“I hold all members of our athletics program to highest standard of conduct, and support the Atlantic Coast Conference’s commitment to sportsmanship,” athletic director John Wildhack said in a statement. “I’ve spoken with Brad and he fully understands that his actions were not appropriate.”
“I apologize to William Harris, Coach Addazio and the entire Boston College football team for my actions Saturday,” Wittke said in his statement. “While trying to prevent the situation from becoming worse I made contact with William, causing him to fall to the ground. I take responsibility for that and regret that it happened.”
Whether the public reprimand will be enough to satisfy BC head coach Steve Addazio, who called for the ACC to look into the situation, is unclear.
After a nearly two-year absence, it appears Demarre Kitt is headed back to the FBS level.
On his personal Twitter account, Kitt announced that he has committed to Colorado State and continuing his collegiate playing career with the Rams. Since leaving Clemson in December of 2014, Kitt has played for at least two different junior colleges — Mississippi Gulf Coast Community College and Ventura (Calif.) Junior College.
In his lone season at Clemson, Kitt had five receptions for 47 yards. A four-star member of Clemson’s 2014 recruiting class, Kitt was rated as the No. 16 receiver in the country and the No. 11 player at any position in the state of Georgia.
As Kitt will be coming in as a JUCO transfer, the wide receiver will be eligible to play immediately in 2017. He’ll have two seasons of eligibility remaining.
Jim Harbaugh has been known for using a bit of hyperbole from time to time but it sounds as though he was really, really, really upset at a call in the final few minutes of No. 2 Michigan’s 41-8 win over Illinois on Saturday.
Wolverines quarterback John O’Korn had completed a third-and-nine pass to Drake Harris that officials had marked short of the first down by nearly two yards. Harbaugh quickly challenged the spot but Big Ten replay officials upheld the call to force a fourth down decision that was a little longer than it should have been according to the coach.

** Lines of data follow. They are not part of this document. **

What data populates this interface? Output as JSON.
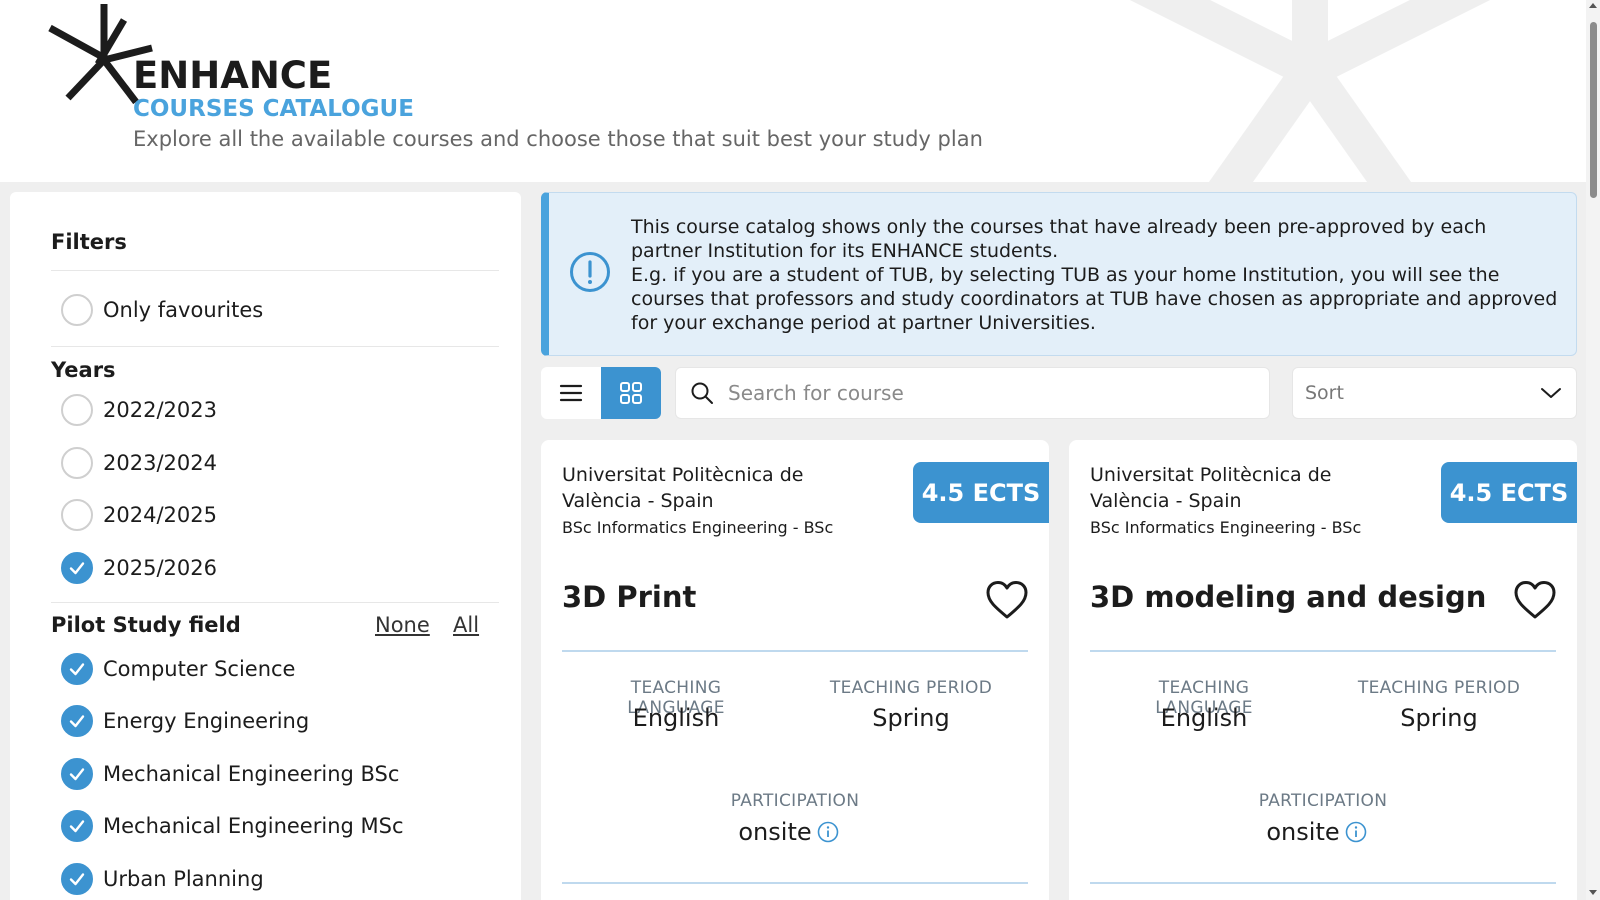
{
  "header": {
    "brand": "ENHANCE",
    "subtitle": "COURSES CATALOGUE",
    "tagline": "Explore all the available courses and choose those that suit best your study plan"
  },
  "sidebar": {
    "filters_title": "Filters",
    "only_favourites": {
      "label": "Only favourites",
      "checked": false
    },
    "years_title": "Years",
    "years": [
      {
        "label": "2022/2023",
        "checked": false
      },
      {
        "label": "2023/2024",
        "checked": false
      },
      {
        "label": "2024/2025",
        "checked": false
      },
      {
        "label": "2025/2026",
        "checked": true
      }
    ],
    "study_field_title": "Pilot Study field",
    "none_link": "None",
    "all_link": "All",
    "study_fields": [
      {
        "label": "Computer Science",
        "checked": true
      },
      {
        "label": "Energy Engineering",
        "checked": true
      },
      {
        "label": "Mechanical Engineering BSc",
        "checked": true
      },
      {
        "label": "Mechanical Engineering MSc",
        "checked": true
      },
      {
        "label": "Urban Planning",
        "checked": true
      }
    ]
  },
  "info": {
    "line1": "This course catalog shows only the courses that have already been pre-approved by each partner Institution for its ENHANCE students.",
    "line2": "E.g. if you are a student of TUB, by selecting TUB as your home Institution, you will see the courses that professors and study coordinators at TUB have chosen as appropriate and approved for your exchange period at partner Universities."
  },
  "toolbar": {
    "search_placeholder": "Search for course",
    "sort_label": "Sort",
    "active_view": "grid"
  },
  "courses": [
    {
      "university": "Universitat Politècnica de València - Spain",
      "program": "BSc Informatics Engineering - BSc",
      "ects": "4.5 ECTS",
      "title": "3D Print",
      "language_label": "TEACHING LANGUAGE",
      "language": "English",
      "period_label": "TEACHING PERIOD",
      "period": "Spring",
      "participation_label": "PARTICIPATION",
      "participation": "onsite"
    },
    {
      "university": "Universitat Politècnica de València - Spain",
      "program": "BSc Informatics Engineering - BSc",
      "ects": "4.5 ECTS",
      "title": "3D modeling and design",
      "language_label": "TEACHING LANGUAGE",
      "language": "English",
      "period_label": "TEACHING PERIOD",
      "period": "Spring",
      "participation_label": "PARTICIPATION",
      "participation": "onsite"
    }
  ],
  "colors": {
    "accent": "#3c93d0",
    "brand_blue": "#4aa3dd",
    "info_bg": "#e3eff9"
  }
}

“I’ve never seen a worse call in the game of football,” Harbaugh said at his Monday press conference. “My understanding of the rules and the review system is it’s the spot, it’s to get the correct spot.”
Michigan won the game in blowout fashion of course and the call was irrelevant to the final score as the Wolverines got the first down on the next play and then kneeled down to end the game. But the comments and decision to challenge a call over a few feet does show the level to which Harbaugh will compete on the field.
Apparently that is something that is now well-known by Big Ten officials too.
Clemson running back Wayne Gallman has been dealing with the aftereffects of a concussion that knocked him out of the team’s win over N.C. State.
He seemed pretty clear on what he thought about the hit that caused that concussion however, telling the Associated Press that the play was “dirty.”
“You saw him lead with his head,” Gallman said of Wolfpack defensive back Dravious Wright. “He came with his head.
“I wanted somebody to hurt him that was in the game if they could.”
Gallman was knocked out on the play and said he didn’t recall anything until a few minutes later. Clemson apparently sent video of the hit to the ACC office, but was told that it was a legal play (no flag was thrown on it either).
The tailback was held out of some of the Tigers practices last week as they rested on their bye but added that he will be good to go for this week’s matchup with Florida State in a game that could seal the ACC Atlantic division for Clemson with a win.
Gallman, a redshirt junior, is expected by many to enter the NFL Draft after the season so it means he likely won’t be facing N.C. State again on the field so it looks like he’ll have to take his frustration about the play out on the Seminoles on Saturday.